Imagine if making $5,000 for your nonprofit cause were as easy as clicking a button. This nonprofit did, and its cause went viral.
The Hoshyar Foundation, a nonprofit aimed at educating girls in Pakistan, created an online presentation with software company Sliderocket, which with each view made a $1 donation up to $5,000. It’s a good thing Sliderocket put a cap on it, or the company would be out over $173,000. The presentation (see above) went viral, reaching around 30,000 views within the first month.
It also went global, an unexpected bonus for Hoshyar, a small organization that previously received donations from only a small group of patrons. Now, contributions and efforts are sent from countries all over the world like Spain and Greece. News even reached Dubai, where a curator of art exhibitions wants to present the video at an upcoming show for Mona Naqsh, a Pakistani artist. The U.S. donors have grown as well. “We get a steady trickle of PayPal donations every day as a result of this video,” says Carla Petievich, executive director and co-founder.
How did Hoshyar do it? A member of the board showed the organization to Sliderocket, leading to Sliderocket’s decision to pair social good with launching its new product. Sliderocket allows users to create interactive presentations more like Web pages than PowerPoints.
The presentation spread like wildfire – a vivid example of how professionally produced multimedia can make a difference.
Hoshyar hired a media company with a strong knowledge of storytelling and the technical know-how of creating visually stunning images. Creative director and copywriter Ted Cooper partnered with Sliderocket to create the presentation for Hoshyar. The story was designed to pull at the heartstrings of potential donors and motivate them with a straightforward, simple call-to-action — to “just click to make a difference”. Hoshyar e-mailed the presentation to its list of around 400 friends and donors, and then watched the presentation spread like wildfire – a vivid example of how professionally produced multimedia can make a difference. Continue reading →
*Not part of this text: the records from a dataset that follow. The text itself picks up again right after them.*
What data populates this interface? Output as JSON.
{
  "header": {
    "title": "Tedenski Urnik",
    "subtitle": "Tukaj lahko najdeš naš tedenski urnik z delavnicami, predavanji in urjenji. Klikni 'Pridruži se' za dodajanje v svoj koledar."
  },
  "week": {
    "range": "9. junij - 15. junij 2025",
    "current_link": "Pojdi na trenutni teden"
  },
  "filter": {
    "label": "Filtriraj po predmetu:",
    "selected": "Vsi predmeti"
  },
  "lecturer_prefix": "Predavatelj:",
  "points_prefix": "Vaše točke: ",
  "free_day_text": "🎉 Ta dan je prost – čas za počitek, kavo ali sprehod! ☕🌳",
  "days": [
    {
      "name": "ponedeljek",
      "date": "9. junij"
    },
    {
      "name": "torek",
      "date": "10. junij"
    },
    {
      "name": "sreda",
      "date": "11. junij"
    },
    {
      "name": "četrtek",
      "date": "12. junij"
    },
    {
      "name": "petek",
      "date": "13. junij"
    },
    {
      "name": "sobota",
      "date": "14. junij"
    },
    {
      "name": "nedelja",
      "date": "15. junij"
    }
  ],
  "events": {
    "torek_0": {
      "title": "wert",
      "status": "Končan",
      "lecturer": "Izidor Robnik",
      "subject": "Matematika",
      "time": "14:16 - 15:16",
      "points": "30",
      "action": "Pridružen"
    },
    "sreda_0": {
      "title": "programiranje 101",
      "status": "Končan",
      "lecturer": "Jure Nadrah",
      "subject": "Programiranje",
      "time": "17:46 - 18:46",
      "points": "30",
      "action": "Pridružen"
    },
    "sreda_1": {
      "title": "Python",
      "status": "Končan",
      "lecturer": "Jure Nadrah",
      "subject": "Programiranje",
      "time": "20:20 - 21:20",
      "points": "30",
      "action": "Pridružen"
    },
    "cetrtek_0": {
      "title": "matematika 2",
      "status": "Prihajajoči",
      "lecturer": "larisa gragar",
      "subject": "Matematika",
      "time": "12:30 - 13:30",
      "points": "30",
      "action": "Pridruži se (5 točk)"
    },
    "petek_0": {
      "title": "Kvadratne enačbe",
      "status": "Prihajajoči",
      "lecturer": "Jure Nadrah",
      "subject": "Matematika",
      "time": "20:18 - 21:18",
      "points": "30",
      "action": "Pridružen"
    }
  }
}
Water, the Web and high storytelling & production values
Target audience: Nonprofits, NGOs, foundations, social enterprises, cause organizations, businesses and their corporate social responsibility (CSR) divisions, video producers, educators, journalists, general public.
This is part three of our three-part series on how nonprofits can create engaging multimedia stories that motivate supporters to take a desired action. Also see:
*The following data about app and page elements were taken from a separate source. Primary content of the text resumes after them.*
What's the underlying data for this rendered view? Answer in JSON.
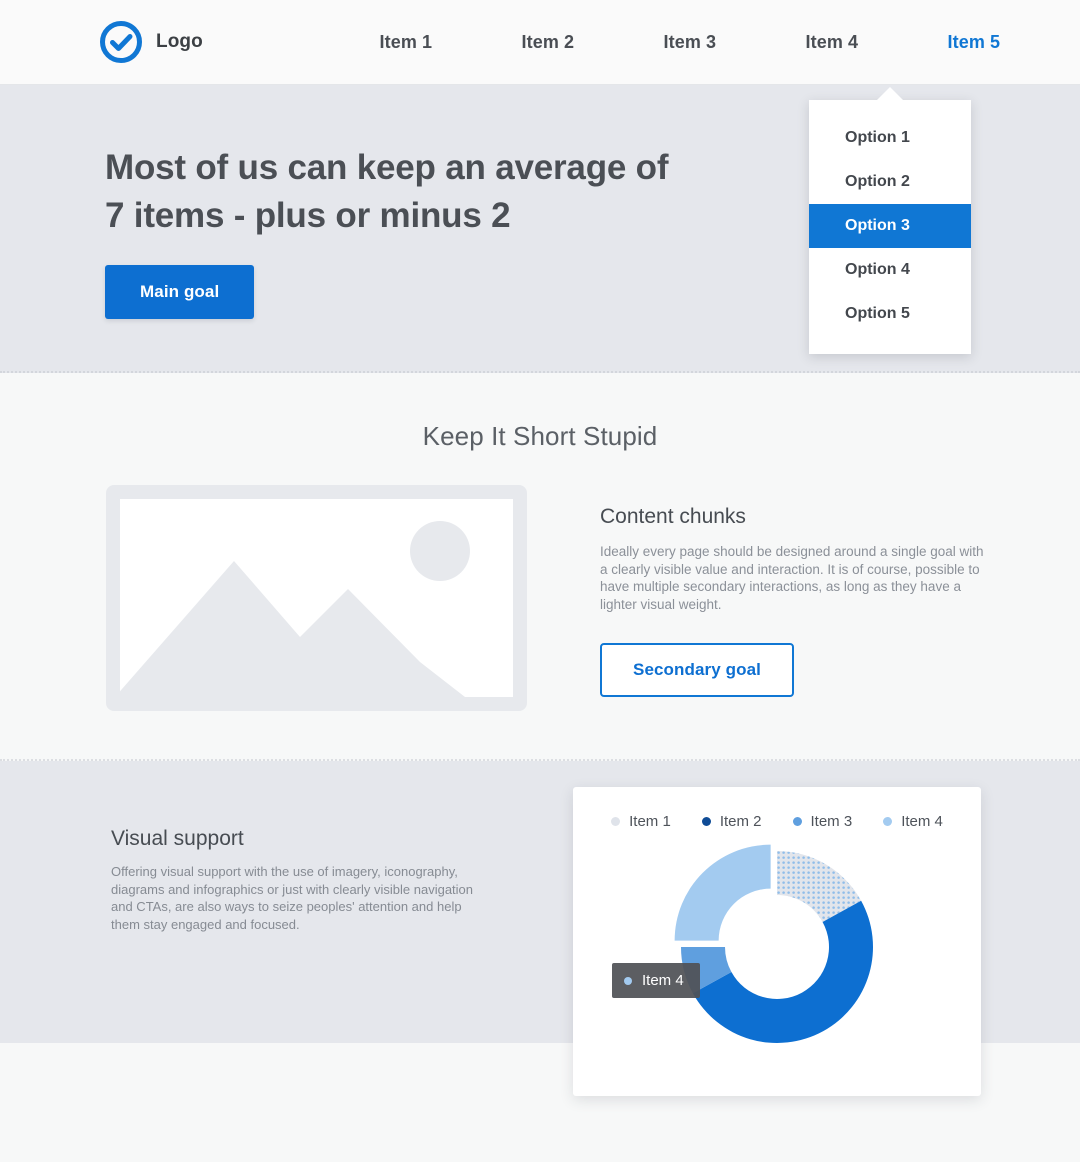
{
  "colors": {
    "accent": "#1077d4",
    "accent_button": "#0d6fd1",
    "hero_bg": "#e5e7ec",
    "light_bg": "#f7f8f8",
    "nav_bg": "#fafafa",
    "text_dark": "#4b4f55",
    "text_muted": "#8b9098",
    "donut_item1": "#dfe3ea",
    "donut_item2": "#0d6fd1",
    "donut_item3": "#5f9fdf",
    "donut_item4": "#a3cbf0",
    "legend_item2_dot": "#0f4c96",
    "tooltip_bg": "#505256"
  },
  "navbar": {
    "logo_icon": "check-circle-icon",
    "logo_label": "Logo",
    "items": [
      {
        "label": "Item 1",
        "active": false
      },
      {
        "label": "Item 2",
        "active": false
      },
      {
        "label": "Item 3",
        "active": false
      },
      {
        "label": "Item 4",
        "active": false
      },
      {
        "label": "Item 5",
        "active": true
      }
    ]
  },
  "dropdown": {
    "open": true,
    "anchor": "Item 5",
    "selected": "Option 3",
    "options": [
      {
        "label": "Option 1",
        "selected": false
      },
      {
        "label": "Option 2",
        "selected": false
      },
      {
        "label": "Option 3",
        "selected": true
      },
      {
        "label": "Option 4",
        "selected": false
      },
      {
        "label": "Option 5",
        "selected": false
      }
    ]
  },
  "hero": {
    "title": "Most of us can keep an average of 7 items - plus or minus 2",
    "cta_label": "Main goal"
  },
  "section_kiss": {
    "heading": "Keep It Short Stupid",
    "image_placeholder_icon": "image-placeholder-icon",
    "content_title": "Content chunks",
    "content_body": "Ideally every page should be designed around a single goal with a clearly visible value and interaction. It is of course, possible to have multiple secondary interactions, as long as they have a lighter visual weight.",
    "cta_label": "Secondary goal"
  },
  "section_visual": {
    "title": "Visual support",
    "body": "Offering visual support with the use of imagery, iconography, diagrams and infographics or just with clearly visible navigation and CTAs, are also ways to seize peoples' attention and help them stay engaged and focused."
  },
  "chart_data": {
    "type": "pie",
    "variant": "donut",
    "title": "",
    "legend_position": "top",
    "categories": [
      "Item 1",
      "Item 2",
      "Item 3",
      "Item 4"
    ],
    "values": [
      17,
      50,
      8,
      25
    ],
    "colors": [
      "#dfe3ea",
      "#0d6fd1",
      "#5f9fdf",
      "#a3cbf0"
    ],
    "legend_dot_colors": [
      "#dfe3ea",
      "#0f4c96",
      "#5f9fdf",
      "#a3cbf0"
    ],
    "highlighted_slice": "Item 1",
    "exploded_slice": "Item 4",
    "tooltip": {
      "visible": true,
      "label": "Item 4",
      "dot_color": "#a3cbf0"
    }
  }
}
With more than 1.3 million Twitter followers, 210,000 Facebook likes, and an extremely accessible and interesting blog called the charity: water log, the organization charity: water has successfully tapped the social media well, so to speak. We wanted to feature charity: water here because it is a nonprofit leader in social media and also because it embodies what it means for an organization to embrace all things multimedia.
charity: water uses multimedia to express heartfelt, character-driven stories about people affected by the water crisis
Stunning visual storytelling is the key to charity: water’s remarkable social advocacy and online fundraising success. In just five years, charity: water has brought clean, safe drinking water to more than 2 million people in 19 developing countries.
Mo Scarpelli, charity: water’s multimedia producer, recently sat down with me and shared some secrets to their success. Some 70 percent of their contributions come from online donations and online fundraisers, so it’s no wonder the organization puts so much love into its digital efforts. Scarpelli noted that charity: water’s digital storytelling drives their success – it’s how they connects and keeps in touch with their supporters. It helps that their founder, Scott Harrison, is a photographer himself and loves storytelling.
Who do they reach?
charity: water uses multimedia to express heartfelt, character-driven stories about the water crisis and the projects their donors are helping to support. Scarpelli explained that given the wide selection of content available online, website visitors are likely to tune out if their visuals are not compelling and professional looking. Crafting stories in an interesting way that people can connect with has really paid off for the organization and the people it serves. Continue reading →